Instead, though, sometimes it’s good to think about less lofty issues. Even I can get tired of the gravitas. We all know that GayProf has a tendency to over think things sometimes. “No, GayProf,” I hear you saying, “You are just an introspective guy. We await your ascent into the heavens where you will be seated at the right hand of our goddess. We believe in the one and true GayProf.” Okay, maybe you don’t say that last bit – except on holy days.
Let's think about a less serious issue that still occupies gay men’s thoughts quite often in the U.S. This is not a major issue. Actually, I think it’s such a minor issue that I am surprised that it gets so much attention. I just don’t quite get some gay men's quasi-obsession over circumcised verses uncircumcised.
Having lost my foreskin long before the soft spot on my head closed up, I can’t really talk about the benefits or drawbacks of being uncut first-hand. Of course, being a historian and all, I can mention that one of the reasons that medical doctors promoted circumcision in the 20th-century U.S. was because having foreskin makes it much easier to masturbate. Bastards.
I remember distinctly the first time that I saw an uncircumsied penis. It was my best friend from second grade and I marveled at the difference. Still, then (as now) I was just happy to see a penis of any type and didn’t really put too much effort in cataloging the differences.

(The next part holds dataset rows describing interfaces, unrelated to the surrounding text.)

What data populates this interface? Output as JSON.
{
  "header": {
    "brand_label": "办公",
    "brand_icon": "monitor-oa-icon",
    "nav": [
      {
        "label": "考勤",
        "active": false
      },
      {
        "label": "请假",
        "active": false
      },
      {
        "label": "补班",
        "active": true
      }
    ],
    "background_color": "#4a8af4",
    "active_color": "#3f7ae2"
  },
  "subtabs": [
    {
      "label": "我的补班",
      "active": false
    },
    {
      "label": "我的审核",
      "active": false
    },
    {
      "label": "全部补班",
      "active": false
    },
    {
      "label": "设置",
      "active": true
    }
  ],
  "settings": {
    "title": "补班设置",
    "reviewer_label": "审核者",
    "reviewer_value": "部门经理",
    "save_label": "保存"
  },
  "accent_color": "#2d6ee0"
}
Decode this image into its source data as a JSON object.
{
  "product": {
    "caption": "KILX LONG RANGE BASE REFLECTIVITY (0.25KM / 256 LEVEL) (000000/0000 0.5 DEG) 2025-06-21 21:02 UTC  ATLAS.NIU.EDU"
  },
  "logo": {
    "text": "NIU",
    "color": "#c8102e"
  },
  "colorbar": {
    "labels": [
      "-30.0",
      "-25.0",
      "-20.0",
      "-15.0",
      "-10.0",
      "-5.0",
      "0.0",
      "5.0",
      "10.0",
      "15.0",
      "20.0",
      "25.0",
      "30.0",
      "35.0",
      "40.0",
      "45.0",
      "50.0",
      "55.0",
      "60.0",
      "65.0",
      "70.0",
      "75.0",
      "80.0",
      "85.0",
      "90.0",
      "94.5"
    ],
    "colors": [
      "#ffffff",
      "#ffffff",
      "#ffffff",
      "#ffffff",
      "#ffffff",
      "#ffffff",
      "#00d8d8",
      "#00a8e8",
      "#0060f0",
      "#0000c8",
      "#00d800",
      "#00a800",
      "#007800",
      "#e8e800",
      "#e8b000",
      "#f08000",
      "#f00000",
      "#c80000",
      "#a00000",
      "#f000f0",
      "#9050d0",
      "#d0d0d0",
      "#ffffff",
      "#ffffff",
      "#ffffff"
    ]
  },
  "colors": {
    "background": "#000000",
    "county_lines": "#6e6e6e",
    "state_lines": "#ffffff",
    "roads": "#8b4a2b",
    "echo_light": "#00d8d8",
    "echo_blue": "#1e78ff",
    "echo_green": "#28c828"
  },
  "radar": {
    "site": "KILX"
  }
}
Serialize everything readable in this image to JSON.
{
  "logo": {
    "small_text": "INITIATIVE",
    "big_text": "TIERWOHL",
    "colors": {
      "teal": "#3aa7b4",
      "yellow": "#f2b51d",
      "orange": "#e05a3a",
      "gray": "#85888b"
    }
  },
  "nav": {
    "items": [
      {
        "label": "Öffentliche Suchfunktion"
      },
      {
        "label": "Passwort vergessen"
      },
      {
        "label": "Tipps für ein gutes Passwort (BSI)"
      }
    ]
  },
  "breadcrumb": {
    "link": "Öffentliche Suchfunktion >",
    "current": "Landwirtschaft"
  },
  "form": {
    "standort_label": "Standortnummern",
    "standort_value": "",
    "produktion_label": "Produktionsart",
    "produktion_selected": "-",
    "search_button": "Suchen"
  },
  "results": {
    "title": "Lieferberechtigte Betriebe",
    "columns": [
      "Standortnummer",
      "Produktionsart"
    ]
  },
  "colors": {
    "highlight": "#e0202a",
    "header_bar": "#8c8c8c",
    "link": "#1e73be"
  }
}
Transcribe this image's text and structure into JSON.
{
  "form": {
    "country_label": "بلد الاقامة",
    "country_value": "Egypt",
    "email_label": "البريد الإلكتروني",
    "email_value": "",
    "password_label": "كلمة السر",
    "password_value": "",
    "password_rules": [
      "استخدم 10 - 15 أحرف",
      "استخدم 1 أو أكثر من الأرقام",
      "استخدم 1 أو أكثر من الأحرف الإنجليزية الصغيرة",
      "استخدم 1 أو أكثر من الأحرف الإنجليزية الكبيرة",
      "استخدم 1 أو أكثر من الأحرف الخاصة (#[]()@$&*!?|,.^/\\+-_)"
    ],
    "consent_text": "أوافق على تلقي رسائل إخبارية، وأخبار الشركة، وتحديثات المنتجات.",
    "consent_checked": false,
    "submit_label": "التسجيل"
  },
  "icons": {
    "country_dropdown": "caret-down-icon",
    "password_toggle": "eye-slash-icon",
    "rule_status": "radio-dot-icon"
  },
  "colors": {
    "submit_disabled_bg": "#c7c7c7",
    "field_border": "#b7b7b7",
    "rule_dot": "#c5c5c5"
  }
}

In my limited adult experience, I have had some valuable hands-on time as a participant-observer with both of these two options. Both the hard-top and convertible penis seem like they each have equal pluses and minuses.
Maybe I am just
Yet, many gay personal ads out there state explicit requirements for one option or another. Some gay personal sites even have a prearranged check box to indicate your foreskin’s current status. Are people really turning down
Again – I am not saying this desire for one or the other is wrong. Whatever gets you going is fine by me. If only foreskin will do it for you, that’s fare. Dock away.
If you just can’t handle the different taste of an uncut penis (and they do taste different), that’s cool with me as well. Whatever works for you. GayProf doesn’t judge -- on this issue.
I can understand having a preference for cut or uncut, but making it a deal breaker? Really? I prefer drinking TaB over Diet Coke, for instance. If Anderson Cooper offered me a Diet Coke in his bedroom, however, you better believe I am going to drink it.
Unlike gay men, you rarely hear straight women express a firm-line stance on this issue. If questioned, they might make their druthers known. Quite frankly, it seems that many straight women avoid having to look at a penis very much at all. They don’t want direct eye contact with that mess, from their perspective. Cut or uncut, therefore, is just not on the top of their list.
What does seem to be on the top of straight women’s lists? The guy needs to be taller than them. It’s true. Sorry hetero guys, if you are short, you just aren’t making the list. A straight guy could be toady-ugly, but if he is over six-foot, straight women will consider him a bonus-find because they could wear heels. I'll leave it to the hets to debate the pros and cons of this issue. I am just observing.
Some gay men, though, seem to spend a great deal of energy thinking about the foreskin/non-foreskin issue. There are entire sex parties devoted to only uncircumsied guys (no cutsies allowed). I guess I just don’t like the idea of excluding people. Everybody wants to be invited to the party.
I have also met many gay men who bemoan their cut status. An entire minor industry exists of products that try to “regrow” one’s foreskin. Most of these contraptions seem to involve stretching the skin on the shaft of the penis (!). This sounds both painful and incoveinent. Does it really matter that much? Really?
Until 1980, almost 70 percent of male infants had their foreskin removed at birth in the U.S. for non-religious reasons. Even today, when circumcision has started to lose favor, over half of infants still have the procedure. It seems like these men just need to get over it. Your foreskin is gone. It's not coming back to you. Let it go.
It’s not just gay guys, though, who have some psychological issues over the turtle-neck. As much as many gay men eroticize foreskin, some straight guys seem to fear it (even those who are uncircumscised themselves). You often hear straight fathers talking about their reasons for having their sons trimmed up. They usually offer, “I want him to look like all the other boys in the locker room.” What exactly was going on in these men’s teenaged locker rooms? And why wasn’t I ever asked to join in on the compare and contrast moment when I was young?
I once had a straight-male acquaintance from Europe who spent part of his young life in the states. He actually was embarrassed by his foreskin even as an adult. When questioned directly about still having a flip-cap, he disavowed it. He only used the stalls in men’s rooms. Now, I never really asked what happened in his youth (we just weren’t that tight), but, damn, there was a man who didn’t want his penis to be different from the others around him.
It all reminds me that men are not as secure in our bodies as we are lead to believe. During the height of the feminist movement, women spent some serious time discussing their bodies and coming to self-acceptance in a conscious way. I wonder if men (both queer and non-queer) wouldn’t benefit from similar introspection. More than just contemplating if we have enough precious inches, we could use some greater security in using what we got. I am not saying that I am going to draft a new play entitled the Penis Monologues (Although...). Still, let’s work it out boys. We have what we have – Be happy.